╭─ Data to process

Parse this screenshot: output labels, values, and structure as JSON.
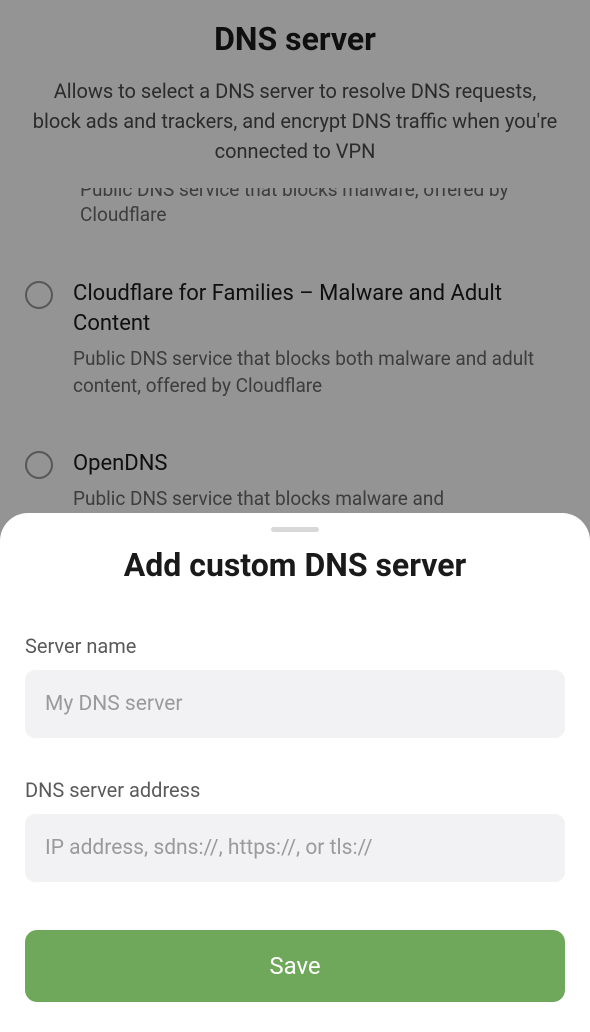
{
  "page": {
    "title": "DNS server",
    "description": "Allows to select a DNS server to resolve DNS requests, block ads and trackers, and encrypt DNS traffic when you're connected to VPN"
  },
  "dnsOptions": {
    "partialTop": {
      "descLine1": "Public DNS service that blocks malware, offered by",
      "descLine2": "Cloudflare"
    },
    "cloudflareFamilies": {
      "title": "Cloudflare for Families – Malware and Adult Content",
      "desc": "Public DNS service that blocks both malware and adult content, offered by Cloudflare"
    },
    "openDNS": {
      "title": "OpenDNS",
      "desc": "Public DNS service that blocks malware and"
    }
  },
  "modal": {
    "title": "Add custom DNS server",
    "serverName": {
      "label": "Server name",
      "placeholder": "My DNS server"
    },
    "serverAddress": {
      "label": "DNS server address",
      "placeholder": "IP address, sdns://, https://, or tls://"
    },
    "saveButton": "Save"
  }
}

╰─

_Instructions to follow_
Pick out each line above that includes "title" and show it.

_Exercise answer_
    "title": "DNS server",
      "title": "Cloudflare for Families – Malware and Adult Content",
      "title": "OpenDNS",
    "title": "Add custom DNS server",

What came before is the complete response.